§ **What is needed**
Return, from the lines below, each one that includes the word "content".

§ **Material for this exercise**
━━━━━━━━━━━━━━━━━━━━━━━━━━━━━━

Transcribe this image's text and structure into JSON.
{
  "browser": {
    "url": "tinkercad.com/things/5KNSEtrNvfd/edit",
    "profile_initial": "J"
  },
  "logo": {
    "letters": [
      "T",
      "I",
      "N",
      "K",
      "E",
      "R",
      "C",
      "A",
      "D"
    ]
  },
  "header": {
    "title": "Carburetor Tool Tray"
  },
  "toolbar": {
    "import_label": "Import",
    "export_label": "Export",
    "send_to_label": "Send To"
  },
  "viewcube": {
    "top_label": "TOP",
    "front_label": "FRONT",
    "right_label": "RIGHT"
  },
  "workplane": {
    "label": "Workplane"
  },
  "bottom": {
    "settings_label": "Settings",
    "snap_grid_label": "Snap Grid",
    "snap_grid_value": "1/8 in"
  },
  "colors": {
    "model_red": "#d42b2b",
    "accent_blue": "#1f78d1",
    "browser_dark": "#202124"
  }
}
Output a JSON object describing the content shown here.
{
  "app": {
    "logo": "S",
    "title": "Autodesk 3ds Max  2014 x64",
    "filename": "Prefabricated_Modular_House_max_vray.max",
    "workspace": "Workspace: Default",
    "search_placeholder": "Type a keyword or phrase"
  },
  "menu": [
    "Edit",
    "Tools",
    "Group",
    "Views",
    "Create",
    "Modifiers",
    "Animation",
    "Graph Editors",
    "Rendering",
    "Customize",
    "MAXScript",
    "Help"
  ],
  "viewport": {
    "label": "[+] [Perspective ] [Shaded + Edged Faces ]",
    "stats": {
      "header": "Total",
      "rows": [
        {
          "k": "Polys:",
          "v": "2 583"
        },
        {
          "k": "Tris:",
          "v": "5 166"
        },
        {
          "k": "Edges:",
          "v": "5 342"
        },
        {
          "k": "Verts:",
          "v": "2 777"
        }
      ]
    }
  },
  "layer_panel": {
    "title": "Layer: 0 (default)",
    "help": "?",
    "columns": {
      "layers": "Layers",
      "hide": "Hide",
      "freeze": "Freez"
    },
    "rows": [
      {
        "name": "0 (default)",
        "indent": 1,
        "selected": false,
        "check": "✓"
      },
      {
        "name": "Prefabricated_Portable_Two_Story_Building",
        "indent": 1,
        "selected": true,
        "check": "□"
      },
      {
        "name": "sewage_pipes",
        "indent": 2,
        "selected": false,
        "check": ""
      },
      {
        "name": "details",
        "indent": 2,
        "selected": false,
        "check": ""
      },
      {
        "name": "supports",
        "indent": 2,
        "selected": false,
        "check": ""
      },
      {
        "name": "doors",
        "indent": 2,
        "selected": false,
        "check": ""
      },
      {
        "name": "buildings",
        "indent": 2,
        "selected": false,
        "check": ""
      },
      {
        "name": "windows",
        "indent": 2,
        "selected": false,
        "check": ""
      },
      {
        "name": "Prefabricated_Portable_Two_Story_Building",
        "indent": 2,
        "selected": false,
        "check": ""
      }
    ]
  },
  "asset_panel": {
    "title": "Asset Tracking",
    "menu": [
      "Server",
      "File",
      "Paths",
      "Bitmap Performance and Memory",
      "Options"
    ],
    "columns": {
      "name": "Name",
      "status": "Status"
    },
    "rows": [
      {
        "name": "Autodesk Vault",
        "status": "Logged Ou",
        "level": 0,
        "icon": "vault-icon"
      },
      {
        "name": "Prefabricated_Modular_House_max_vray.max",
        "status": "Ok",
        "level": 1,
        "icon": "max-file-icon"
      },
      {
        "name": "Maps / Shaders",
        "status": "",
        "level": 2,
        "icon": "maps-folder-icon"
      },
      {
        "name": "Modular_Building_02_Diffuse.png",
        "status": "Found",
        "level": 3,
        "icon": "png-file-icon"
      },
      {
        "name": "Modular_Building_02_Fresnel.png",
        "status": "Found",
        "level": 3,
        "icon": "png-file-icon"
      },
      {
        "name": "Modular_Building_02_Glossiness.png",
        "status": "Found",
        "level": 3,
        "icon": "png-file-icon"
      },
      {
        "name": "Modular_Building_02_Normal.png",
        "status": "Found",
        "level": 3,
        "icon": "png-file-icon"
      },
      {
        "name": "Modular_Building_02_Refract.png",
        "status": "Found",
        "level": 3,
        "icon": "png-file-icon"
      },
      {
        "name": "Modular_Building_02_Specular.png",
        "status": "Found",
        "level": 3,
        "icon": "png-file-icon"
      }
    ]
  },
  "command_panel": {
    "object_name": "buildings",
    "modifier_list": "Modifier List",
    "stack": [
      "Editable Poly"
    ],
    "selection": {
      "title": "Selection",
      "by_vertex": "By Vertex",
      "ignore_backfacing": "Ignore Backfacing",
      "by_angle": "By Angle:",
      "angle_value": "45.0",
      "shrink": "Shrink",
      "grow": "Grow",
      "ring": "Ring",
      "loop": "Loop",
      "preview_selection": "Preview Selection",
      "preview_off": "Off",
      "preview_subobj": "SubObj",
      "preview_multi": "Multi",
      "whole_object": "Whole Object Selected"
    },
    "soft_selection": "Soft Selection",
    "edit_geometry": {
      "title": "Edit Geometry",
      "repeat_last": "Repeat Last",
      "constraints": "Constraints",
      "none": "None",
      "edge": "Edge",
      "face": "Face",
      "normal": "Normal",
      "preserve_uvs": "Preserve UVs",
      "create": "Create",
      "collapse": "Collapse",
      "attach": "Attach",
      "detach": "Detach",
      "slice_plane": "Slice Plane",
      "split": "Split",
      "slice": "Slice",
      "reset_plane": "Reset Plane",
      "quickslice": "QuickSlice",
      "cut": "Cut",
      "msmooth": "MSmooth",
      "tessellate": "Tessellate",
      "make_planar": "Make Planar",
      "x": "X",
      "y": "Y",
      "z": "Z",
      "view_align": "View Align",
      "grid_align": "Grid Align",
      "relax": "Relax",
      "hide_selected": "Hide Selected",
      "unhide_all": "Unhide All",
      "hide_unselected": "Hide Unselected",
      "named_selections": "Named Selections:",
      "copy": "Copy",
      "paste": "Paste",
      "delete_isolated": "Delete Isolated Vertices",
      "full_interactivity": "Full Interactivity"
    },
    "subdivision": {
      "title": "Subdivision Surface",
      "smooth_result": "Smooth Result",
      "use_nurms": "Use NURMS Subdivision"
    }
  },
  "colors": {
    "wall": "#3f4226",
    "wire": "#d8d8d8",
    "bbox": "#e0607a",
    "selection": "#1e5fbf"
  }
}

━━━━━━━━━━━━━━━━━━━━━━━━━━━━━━

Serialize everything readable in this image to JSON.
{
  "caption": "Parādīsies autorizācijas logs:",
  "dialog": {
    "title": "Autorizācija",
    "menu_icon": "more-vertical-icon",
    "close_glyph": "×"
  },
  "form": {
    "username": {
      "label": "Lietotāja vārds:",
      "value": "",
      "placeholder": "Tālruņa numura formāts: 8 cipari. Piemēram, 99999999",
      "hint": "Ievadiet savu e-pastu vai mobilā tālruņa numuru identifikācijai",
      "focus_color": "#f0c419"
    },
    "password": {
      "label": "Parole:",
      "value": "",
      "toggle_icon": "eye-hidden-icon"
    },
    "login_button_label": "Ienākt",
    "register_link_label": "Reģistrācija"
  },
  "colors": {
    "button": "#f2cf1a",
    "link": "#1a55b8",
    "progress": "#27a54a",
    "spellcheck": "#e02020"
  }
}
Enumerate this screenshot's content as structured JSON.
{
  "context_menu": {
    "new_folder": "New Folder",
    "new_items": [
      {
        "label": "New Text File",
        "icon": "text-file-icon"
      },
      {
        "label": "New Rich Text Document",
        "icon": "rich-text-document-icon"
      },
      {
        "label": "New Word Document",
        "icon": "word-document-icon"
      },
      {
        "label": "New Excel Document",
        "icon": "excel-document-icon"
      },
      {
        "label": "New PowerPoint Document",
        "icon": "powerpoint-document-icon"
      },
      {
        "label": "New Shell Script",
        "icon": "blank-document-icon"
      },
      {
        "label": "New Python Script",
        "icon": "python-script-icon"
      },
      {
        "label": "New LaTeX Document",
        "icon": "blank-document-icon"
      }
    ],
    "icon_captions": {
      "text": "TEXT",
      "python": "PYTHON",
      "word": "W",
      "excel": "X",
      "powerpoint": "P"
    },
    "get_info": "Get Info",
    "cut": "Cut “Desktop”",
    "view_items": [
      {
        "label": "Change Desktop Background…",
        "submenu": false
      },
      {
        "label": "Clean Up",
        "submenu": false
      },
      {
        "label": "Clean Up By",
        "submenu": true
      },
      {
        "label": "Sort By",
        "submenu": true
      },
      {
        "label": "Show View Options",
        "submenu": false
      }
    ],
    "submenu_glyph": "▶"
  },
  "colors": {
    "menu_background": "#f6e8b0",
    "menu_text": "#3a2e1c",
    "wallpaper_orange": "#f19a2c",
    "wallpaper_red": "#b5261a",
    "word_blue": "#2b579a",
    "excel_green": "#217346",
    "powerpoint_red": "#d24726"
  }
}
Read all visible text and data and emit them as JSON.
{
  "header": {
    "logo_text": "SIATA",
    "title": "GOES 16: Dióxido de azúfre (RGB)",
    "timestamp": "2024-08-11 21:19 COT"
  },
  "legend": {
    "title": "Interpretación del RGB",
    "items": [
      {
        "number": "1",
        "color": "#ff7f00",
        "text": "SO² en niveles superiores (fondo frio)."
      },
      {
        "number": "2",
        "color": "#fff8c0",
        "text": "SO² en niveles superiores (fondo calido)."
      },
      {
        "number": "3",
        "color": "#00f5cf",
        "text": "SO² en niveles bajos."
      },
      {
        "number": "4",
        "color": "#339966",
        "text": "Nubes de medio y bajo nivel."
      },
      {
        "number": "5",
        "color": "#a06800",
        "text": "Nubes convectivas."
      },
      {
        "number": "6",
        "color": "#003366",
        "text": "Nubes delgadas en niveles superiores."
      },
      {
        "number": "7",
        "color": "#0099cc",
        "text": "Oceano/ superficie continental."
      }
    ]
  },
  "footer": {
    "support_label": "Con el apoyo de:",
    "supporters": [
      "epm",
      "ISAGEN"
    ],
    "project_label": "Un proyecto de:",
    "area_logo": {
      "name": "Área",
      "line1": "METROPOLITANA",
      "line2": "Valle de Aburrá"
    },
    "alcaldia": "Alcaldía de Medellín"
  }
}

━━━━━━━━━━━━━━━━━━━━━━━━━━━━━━

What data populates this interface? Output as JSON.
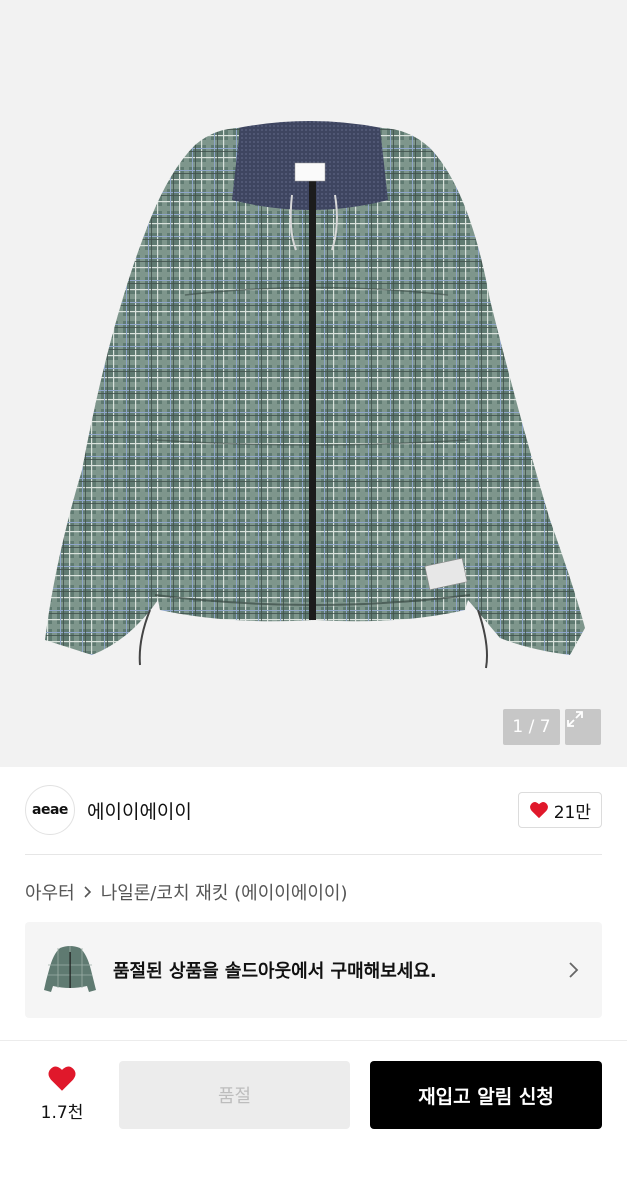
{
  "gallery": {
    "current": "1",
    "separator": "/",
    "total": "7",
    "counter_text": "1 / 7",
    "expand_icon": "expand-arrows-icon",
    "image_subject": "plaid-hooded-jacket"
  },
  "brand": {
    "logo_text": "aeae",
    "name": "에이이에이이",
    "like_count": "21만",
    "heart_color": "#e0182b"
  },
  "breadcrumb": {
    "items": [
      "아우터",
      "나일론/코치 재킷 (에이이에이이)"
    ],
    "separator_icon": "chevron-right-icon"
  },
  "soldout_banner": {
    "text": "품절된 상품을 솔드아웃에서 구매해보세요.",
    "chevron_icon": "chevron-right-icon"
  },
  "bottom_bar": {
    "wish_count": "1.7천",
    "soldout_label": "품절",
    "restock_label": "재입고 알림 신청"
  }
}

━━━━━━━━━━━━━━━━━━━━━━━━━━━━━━

§ **Answer section**
Output a JSON object describing the content shown here.
Enumerate this screenshot's content as structured JSON.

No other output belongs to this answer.